By Adam Breiner
It’s common for kids to sustain head injuries due to sports accidents, everyday play, falls, and other mishaps. In fact, according to the Centers for Disease Control and Prevention, the overall number of children and teens diagnosed with concussions or traumatic brain injury (TBI) is on the rise. It’s important for parents to understand that concussions are much more serious than “just” a knock on the head. They can negatively affect children for the rest of their lives.
Here are six things parents, teachers, and coaches need to know about concussions so that they can protect the young people in their care.
Concussions and TBI do real damage to the brain. Concussions and TBI occur when the brain suddenly shifts within the skull—usually as the result of a sudden blow, jolt, or change of direction (e.g., whiplash). A football tackle, being hit with a baseball or softball, heading a soccer ball, falling off a bike, and being in an automobile accident are just a few of the scenarios that can result in TBI.
Damage can have long-term effects. Because children’s brains are still growing, they are especially vulnerable to concussions. The damage caused by TBI can impair normal development. Potential long-term effects of childhood concussions include abnormal brain activity that lasts for years, memory problems, attention deficits, difficulty handling anger, language impairment, personality changes, difficulty making decisions, “foggy” thinking, and more.
Multiple concussions are especially dangerous. If a child is concussed a second time while a previous brain injury is still healing, she or he may experience more serious symptoms, a longer recovery time, and even permanent cognitive and neurological damage. Since TBI is not a visible injury, multiple concussions are a major concern—especially for young athletes.
The signs of concussion can range from mild to severe. The immediate effects of a concussion can be subtle or very noticeable. Some of the most common post-concussive symptoms include headache, visual blurring, light sensitivity, difficulty concentrating, dizziness and balance problems, nausea, memory dysfunction, and fatigue. When in doubt—whether you notice symptoms or not—it’s always smart to get your child checked out after a blow to the head.

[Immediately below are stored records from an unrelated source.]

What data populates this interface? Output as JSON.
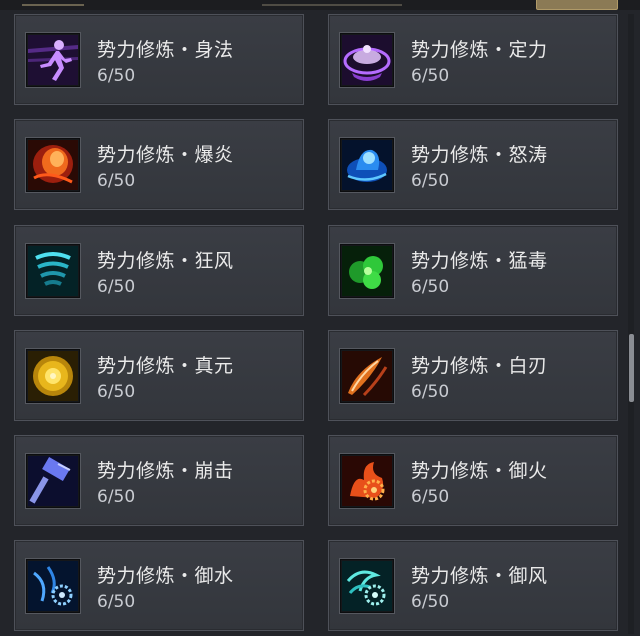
{
  "skills": [
    {
      "name": "势力修炼・身法",
      "progress": "6/50",
      "icon": "running-figure-icon",
      "color": "#a35ae0"
    },
    {
      "name": "势力修炼・定力",
      "progress": "6/50",
      "icon": "meditation-figure-icon",
      "color": "#9c4fd6"
    },
    {
      "name": "势力修炼・爆炎",
      "progress": "6/50",
      "icon": "flame-burst-icon",
      "color": "#e0481e"
    },
    {
      "name": "势力修炼・怒涛",
      "progress": "6/50",
      "icon": "wave-splash-icon",
      "color": "#1f7be6"
    },
    {
      "name": "势力修炼・狂风",
      "progress": "6/50",
      "icon": "whirlwind-icon",
      "color": "#26b5c9"
    },
    {
      "name": "势力修炼・猛毒",
      "progress": "6/50",
      "icon": "poison-cloud-icon",
      "color": "#34c43a"
    },
    {
      "name": "势力修炼・真元",
      "progress": "6/50",
      "icon": "golden-orb-icon",
      "color": "#e0b21c"
    },
    {
      "name": "势力修炼・白刃",
      "progress": "6/50",
      "icon": "blade-slash-icon",
      "color": "#d9621f"
    },
    {
      "name": "势力修炼・崩击",
      "progress": "6/50",
      "icon": "war-hammer-icon",
      "color": "#4b56d8"
    },
    {
      "name": "势力修炼・御火",
      "progress": "6/50",
      "icon": "fire-gear-icon",
      "color": "#e0561c"
    },
    {
      "name": "势力修炼・御水",
      "progress": "6/50",
      "icon": "water-gear-icon",
      "color": "#2f86e6"
    },
    {
      "name": "势力修炼・御风",
      "progress": "6/50",
      "icon": "wind-gear-icon",
      "color": "#2ec0c0"
    }
  ]
}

The first and best line of defense is prevention. No, you can’t raise your child in a bubble, but you can take precautions to lower his or her risk of becoming concussed. If your child participates in an activity where falls or blows to the head are a possibility, make sure he or she wears a helmet. (Go to cdc.gov/headsup/helmets for helmet use.)
If you see unsafe behaviors happening in practices or games, speak up. Remove your child from the team if changes aren’t made.
The standard wait-and-rest advice may not be good enough. If your child suffers from a concussion (or one is suspected), you’ll most likely be advised to make sure that she or he rests physically and mentally for a few days. But don’t stop there. The biggest mistake most parents and coaches make is assuming that everything is okay when a youngster appears to have returned to normal after a few days of downtime. Damage may be present that you can’t see—and the only way to ascertain whether healing is complete is via functional brain imaging and other tests.
The more science uncovers about the brain, the better we’re able to diagnose concussions and prevent negative long-term effects. Each brain’s cognitive abilities and electrical function is unique—meaning that healing will look different for each person. For this reason, it’s highly recommended that children and teens—especially athletes—get baseline tests, including neurocognitive testing and an EEG, before the athletic season begins. Having this baseline data on hand helps doctors evaluate the severity of an injury.
Brain health isn’t something most people think about on a regular basis. We tend to simply assume that our brains will always be there, doing their jobs. But the truth is, the brain is just as vulnerable to injury as other parts of the body. And in fact, TBI can have more serious, longer-lasting effects than, say, a typical broken arm or leg. Don’t assume that concussions are “normal” or that they won’t happen to your child. The more you know, the better equipped you’ll be to prevent and recognize concussions, and to seek proper treatment if one occurs.
Adam Breiner, ND, is the medical director of the NeuroEdge Brain Performance Center, a division of the Breiner Whole-Body Health Center in Fairfield, Connecticut. The center, a free-standing hyperbaric facility, focuses on helping patients with neurological conditions. For more information, visit theneuroedge.com or wholebodymed.com.